There are a lot of issues with the U.S. healthcare system, but a few of them can be traced back to medical record errors – duplicate medical records and overlays, to be precise. For instance, duplicate records and overlays lead to patient safety issues, reduced healthcare outcomes, patient misidentification, billing and coding errors, denied claims, and revenue cycle management issues. Even during the coronavirus pandemic, duplicates have been leading to poor patient identification – hampering the response rate and patient outcomes. Let’s take a closer look at how and why duplicates are created, their effects on patients and caregivers, and how they can be prevented with RightPatient.
Duplicate medical records and overlays

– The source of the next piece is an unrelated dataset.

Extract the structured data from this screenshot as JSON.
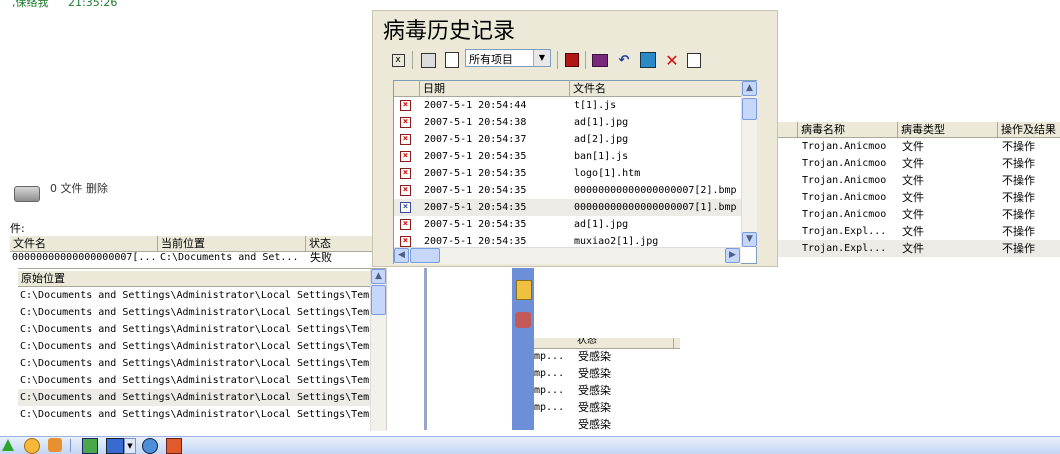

With the technological advancements available today and being arguably the world’s most advanced country, one might ask why are duplicate records a thing in the U.S. healthcare system? Well, there can be many explanations for this – errors made during registration, already existing duplicate records, the lack of a proper patient identification system, pressure at the frontend, and so on.
Duplicate medical records and overlays occur especially within the premises of busy healthcare providers – when under a tremendous amount of pressure, registration employees are more likely to make mistakes. While hiring more staff to reduce the pressure might work, without an effective patient identification platform, these errors will inevitably continue to be created. Before diving into how they are created, let’s distinguish between duplicate records and overlays.
It’s self-explanatory from the name itself. Duplicate records refer to more than one medical record assigned to a single patient – this itself implies the complications such records bring. For instance, it means that there will be redundant records within the EHR system, leading to patient data integrity issues. Moreover, each duplicate record will have different, incomplete, obsolete, or inconsistent information – leading to data corruption. Caregivers have to make important decisions based on the information within medical records (lab test results, vitals, medications, allergies), and when they are using wrong or fragmented information, quality of care takes a hit. Overall, patient safety is compromised – more on that later.
Overlays are in a league of their own. The main difference between overlays and duplicates is that overlays are created when one patient’s medical record or its information is entered into an entirely different patient’s record – merging the information together. While they only occur rarely, they can be expensive and extremely dangerous for both patients and caregivers according to HIM Briefings as well as our own experience. Not only do overlays corrupt patient data, but they also lead to patient safety issues, repeated lab test results, wrong treatment, and so on.
Now that we’ve seen what duplicate records and overlays are, let’s see how they get created.
How are duplicate medical records and overlays created?
These medical record errors are usually made during the patients’ and caregivers’ first point of contact – registration. These are typically busy areas for any given hospital – naturally, the employees have a short amount of time and a huge amount of work. Add to that the lack of an effective patient identifier, patients sharing the same information (names, DOBs, etc.), and a sea of medical records, and you have an environment that is likely to result in duplicate records and overlays.
Most of these issues occur because the registrars have no concrete way to identify patients accurately. Moreover, common names, nicknames, name changes, entering incorrect data, and misspelling patient names are some factors that will hinder the attempts to find accurate records. For instance, there might be quite a few “Will Smiths” in the EHR system. Also, “William Smith” might have his record saved under “Will Smith”, but he mentions himself as the former in front of the registrar. Moreover, many patients have their names changed after marriages or separations. All in all, there are a lot of factors in play here.
The impact of medical record errors
There are many consequences of having duplicate records and overlays in EHR systems for both patients and caregivers.
AHIMA has stated that 20% of the medical records in healthcare systems with multiple facilities are duplicates, and they can cost up to $40 million for any healthcare provider. Moreover, these lead to wrong treatment, undesirable patient outcomes, and thus, lower ratings and loss of goodwill for hospitals. Other consequences faced by hospitals are denied claims and poor revenue cycle optimization, hitting their bottom lines, and reducing their already razor-thin margins.
Patient safety takes a huge hit – when a patient gets treated with a fragmented or an entirely different medical record, there are so many things that could go wrong! Wrong medications, delays in treatment, repeated lab tests, and even death are the consequences for patients. All of these issues are avoidable if the caregivers use an effective patient identifier to prevent duplicate medical records and overlays. This is where RightPatient comes in.
RightPatient prevents duplicate medical records and more
For years, RightPatient, with its touchless biometric patient identification platform, has been preventing medical record errors such as duplicates and overlays. Not only that, but it also ensures accurate patient identification using the one factor that doesn’t change and cannot be stolen or transferred – the patients’ faces.
After scheduling an appointment successfully, patients are sent an SMS or email and are asked to provide their selfies and a photo of their driver’s license. The platform matches the photos and ensures that the patients are accurately identified right from the start. Whenever patients visit the hospital, those enrolled under RightPatient only need to look at the camera – the platform identifies them with the saved photo, retrieving the appropriate medical records, preventing duplicates in the process.
Prevent duplicates and enhance patient safety now with RightPatient.